The school has been working closely with the orchestra ever since they moved in to bring both professional musicians and students together, be it visiting classes to give workshops and talks or helping both pupils and those living in the housing estate write and perform their own operas.

“Normally you only see an orchestra dressed up for a concert, but the kids mostly see them running around in jeans and find them very approachable. It has broken down the barriers,” co-head teacher Annette Rueggeberg was quoted by the news source as saying.

Hearing this really spoke to us here at the Two Moors Festival – we’re always keen to take classical music out of the traditional concert halls and make it more accessible for young people, challenging perceptions that classical music is somehow elite and not something that everyone can enjoy.

And feedback that we always get from the children that we work with in schools in the south-west (where we’re based) is just how much they enjoy learning about classical music and meeting professional musicians, so many of them coming away inspired to continue and take up an instrument themselves.

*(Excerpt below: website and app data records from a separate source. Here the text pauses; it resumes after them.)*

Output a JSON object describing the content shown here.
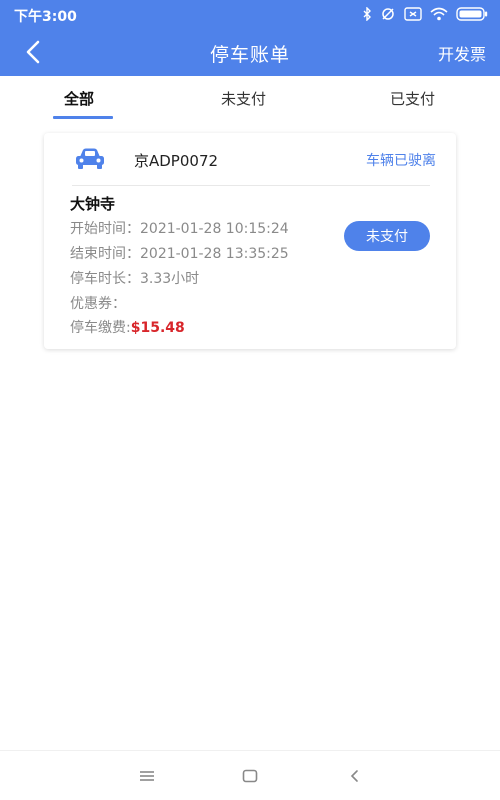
{
  "status_bar": {
    "time": "下午3:00"
  },
  "nav": {
    "title": "停车账单",
    "invoice_label": "开发票"
  },
  "tabs": [
    {
      "label": "全部",
      "active": true
    },
    {
      "label": "未支付",
      "active": false
    },
    {
      "label": "已支付",
      "active": false
    }
  ],
  "bill": {
    "plate": "京ADP0072",
    "vehicle_status": "车辆已驶离",
    "place": "大钟寺",
    "start_label": "开始时间：",
    "start_time": "2021-01-28 10:15:24",
    "end_label": "结束时间：",
    "end_time": "2021-01-28 13:35:25",
    "duration_label": "停车时长：",
    "duration": "3.33小时",
    "coupon_label": "优惠券：",
    "fee_label": "停车缴费:",
    "fee": "$15.48",
    "pay_label": "未支付"
  },
  "colors": {
    "accent": "#4f82ea",
    "fee": "#d8262b"
  }
}
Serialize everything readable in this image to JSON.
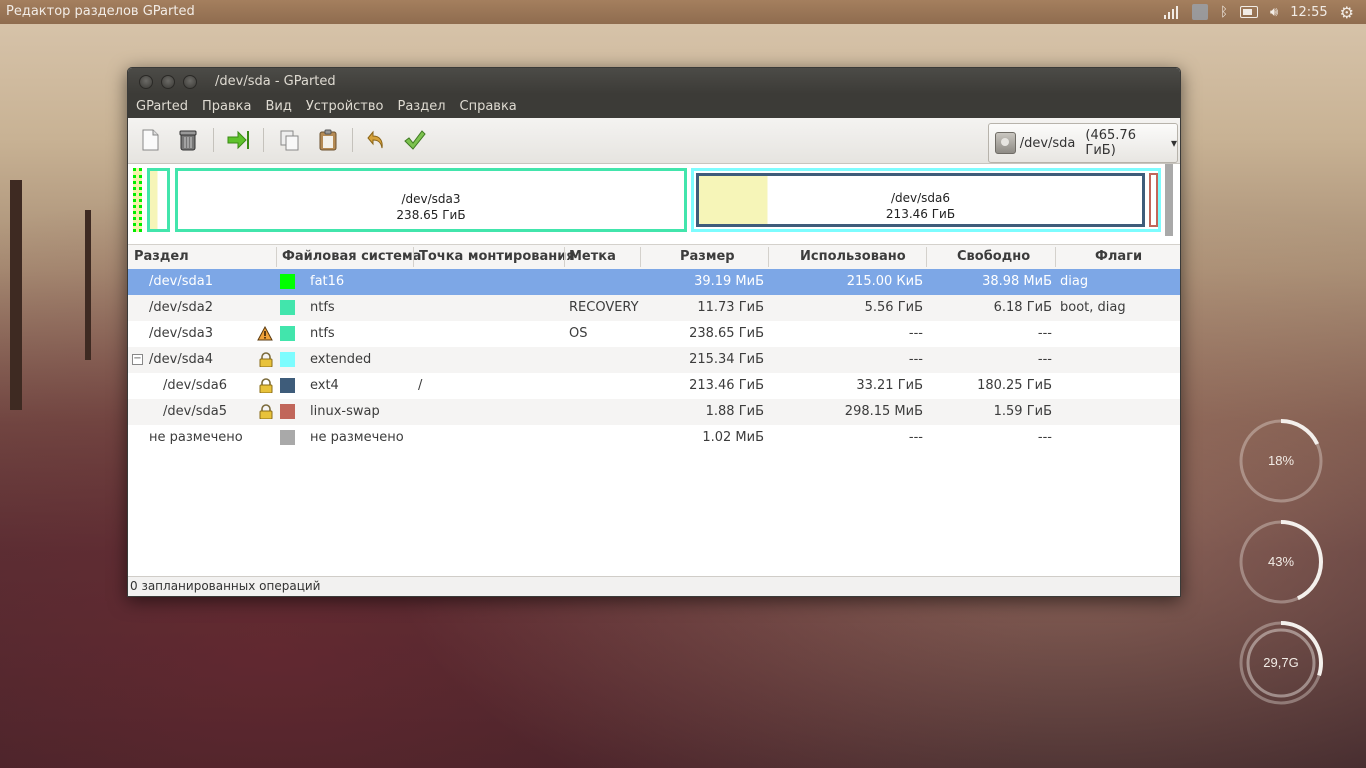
{
  "topbar": {
    "title": "Редактор разделов GParted",
    "clock": "12:55"
  },
  "window": {
    "title": "/dev/sda - GParted",
    "menu": [
      "GParted",
      "Правка",
      "Вид",
      "Устройство",
      "Раздел",
      "Справка"
    ],
    "device_selector": {
      "name": "/dev/sda",
      "size": "(465.76 ГиБ)"
    }
  },
  "diskmap": {
    "sda3": {
      "name": "/dev/sda3",
      "size": "238.65 ГиБ"
    },
    "sda6": {
      "name": "/dev/sda6",
      "size": "213.46 ГиБ"
    }
  },
  "table": {
    "columns": [
      "Раздел",
      "Файловая система",
      "Точка монтирования",
      "Метка",
      "Размер",
      "Использовано",
      "Свободно",
      "Флаги"
    ],
    "rows": [
      {
        "partition": "/dev/sda1",
        "fs": "fat16",
        "color": "#00ff00",
        "mount": "",
        "label": "",
        "size": "39.19 МиБ",
        "used": "215.00 КиБ",
        "free": "38.98 МиБ",
        "flags": "diag",
        "icon": "none",
        "selected": true
      },
      {
        "partition": "/dev/sda2",
        "fs": "ntfs",
        "color": "#42e5ac",
        "mount": "",
        "label": "RECOVERY",
        "size": "11.73 ГиБ",
        "used": "5.56 ГиБ",
        "free": "6.18 ГиБ",
        "flags": "boot, diag",
        "icon": "none"
      },
      {
        "partition": "/dev/sda3",
        "fs": "ntfs",
        "color": "#42e5ac",
        "mount": "",
        "label": "OS",
        "size": "238.65 ГиБ",
        "used": "---",
        "free": "---",
        "flags": "",
        "icon": "warning-icon"
      },
      {
        "partition": "/dev/sda4",
        "fs": "extended",
        "color": "#7dfcfe",
        "mount": "",
        "label": "",
        "size": "215.34 ГиБ",
        "used": "---",
        "free": "---",
        "flags": "",
        "icon": "lock-icon",
        "expander": "−"
      },
      {
        "partition": "/dev/sda6",
        "fs": "ext4",
        "color": "#3e5c7a",
        "mount": "/",
        "label": "",
        "size": "213.46 ГиБ",
        "used": "33.21 ГиБ",
        "free": "180.25 ГиБ",
        "flags": "",
        "icon": "lock-icon",
        "child": true
      },
      {
        "partition": "/dev/sda5",
        "fs": "linux-swap",
        "color": "#c1665a",
        "mount": "",
        "label": "",
        "size": "1.88 ГиБ",
        "used": "298.15 МиБ",
        "free": "1.59 ГиБ",
        "flags": "",
        "icon": "lock-icon",
        "child": true
      },
      {
        "partition": "не размечено",
        "fs": "не размечено",
        "color": "#a9a9a9",
        "mount": "",
        "label": "",
        "size": "1.02 МиБ",
        "used": "---",
        "free": "---",
        "flags": "",
        "icon": "none"
      }
    ]
  },
  "status": "0 запланированных операций",
  "conky": [
    {
      "text": "18%",
      "value": 0.18
    },
    {
      "text": "43%",
      "value": 0.43
    },
    {
      "text": "29,7G",
      "value": 0.3
    }
  ]
}
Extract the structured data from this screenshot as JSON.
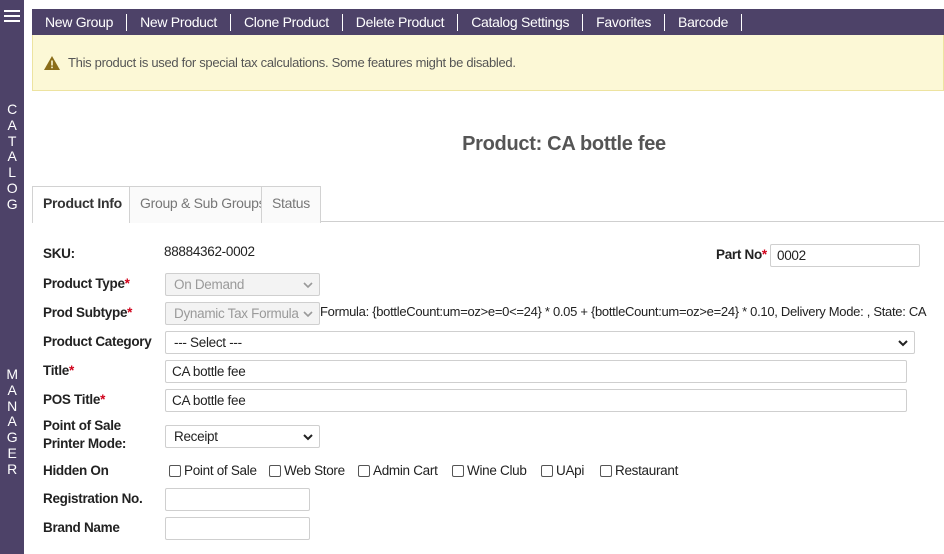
{
  "sidebar": {
    "letters_top": [
      "C",
      "A",
      "T",
      "A",
      "L",
      "O",
      "G"
    ],
    "letters_bottom": [
      "M",
      "A",
      "N",
      "A",
      "G",
      "E",
      "R"
    ]
  },
  "nav": [
    "New Group",
    "New Product",
    "Clone Product",
    "Delete Product",
    "Catalog Settings",
    "Favorites",
    "Barcode"
  ],
  "alert": {
    "icon": "warning-icon",
    "text": "This product is used for special tax calculations. Some features might be disabled."
  },
  "page_title": "Product: CA bottle fee",
  "tabs": [
    "Product Info",
    "Group & Sub Groups",
    "Status"
  ],
  "active_tab": "Product Info",
  "form": {
    "sku_label": "SKU:",
    "sku_value": "88884362-0002",
    "part_no_label": "Part No",
    "part_no_value": "0002",
    "product_type_label": "Product Type",
    "product_type_value": "On Demand",
    "prod_subtype_label": "Prod Subtype",
    "prod_subtype_value": "Dynamic Tax Formula",
    "formula_text": "Formula: {bottleCount:um=oz>e=0<=24} * 0.05 + {bottleCount:um=oz>e=24} * 0.10, Delivery Mode: , State: CA",
    "product_category_label": "Product Category",
    "product_category_value": "--- Select ---",
    "title_label": "Title",
    "title_value": "CA bottle fee",
    "pos_title_label": "POS Title",
    "pos_title_value": "CA bottle fee",
    "printer_mode_label_1": "Point of Sale",
    "printer_mode_label_2": "Printer Mode:",
    "printer_mode_value": "Receipt",
    "hidden_on_label": "Hidden On",
    "hidden_on_options": [
      "Point of Sale",
      "Web Store",
      "Admin Cart",
      "Wine Club",
      "UApi",
      "Restaurant"
    ],
    "registration_label": "Registration No.",
    "registration_value": "",
    "brand_label": "Brand Name",
    "brand_value": ""
  },
  "colors": {
    "header_bg": "#4d4268",
    "alert_bg": "#fcf8d6",
    "required": "#d0021b"
  }
}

We’d love to hear if you’ve got anything like this going on in your local area – share your stories in the comments below.

We’ve Got Chickens!

We’ve taken a bit of a break from writing about UK chamber music festivals on the blog this week to let you know that we here at the Two Moors Festival have had a very exciting addition to the family.

Not only do we have festival dog Flora and festival cat Pip, but we’re now very happy to say that we’ve got four fat and plucky festival chickens, who have come home to roost.

If you’ve been following the festival since it started in 2001, you might well be aware that we also used to be home to some rather fantastic peacocks, which did make rather a racket while all the classical music concerts were going on. There was Poppy, Peter and Percy and, although they’ve long since gone, it’s delightful to have some more feathered friends clucking about all over the place.

Artistic director of the festival Penny Adie gave the four chickens to husband John as a Christmas present, along with a rather large coop and they’ve proved to be very successful hen-layers thus far. We’ve named them Mim, Mable, Doris and Rebecca Johnston, and we couldn’t be happier with our new additions to the family.

So the next time you come down to festival HQ for one of the lovely chamber music concerts that we put on in our gallery – or indeed for the festival itself in October – make sure you make some time to come and say hi to our little chickens. We know they’re going to be huge fans of classical music – how could they be anything but?

Two Moors Festival chickens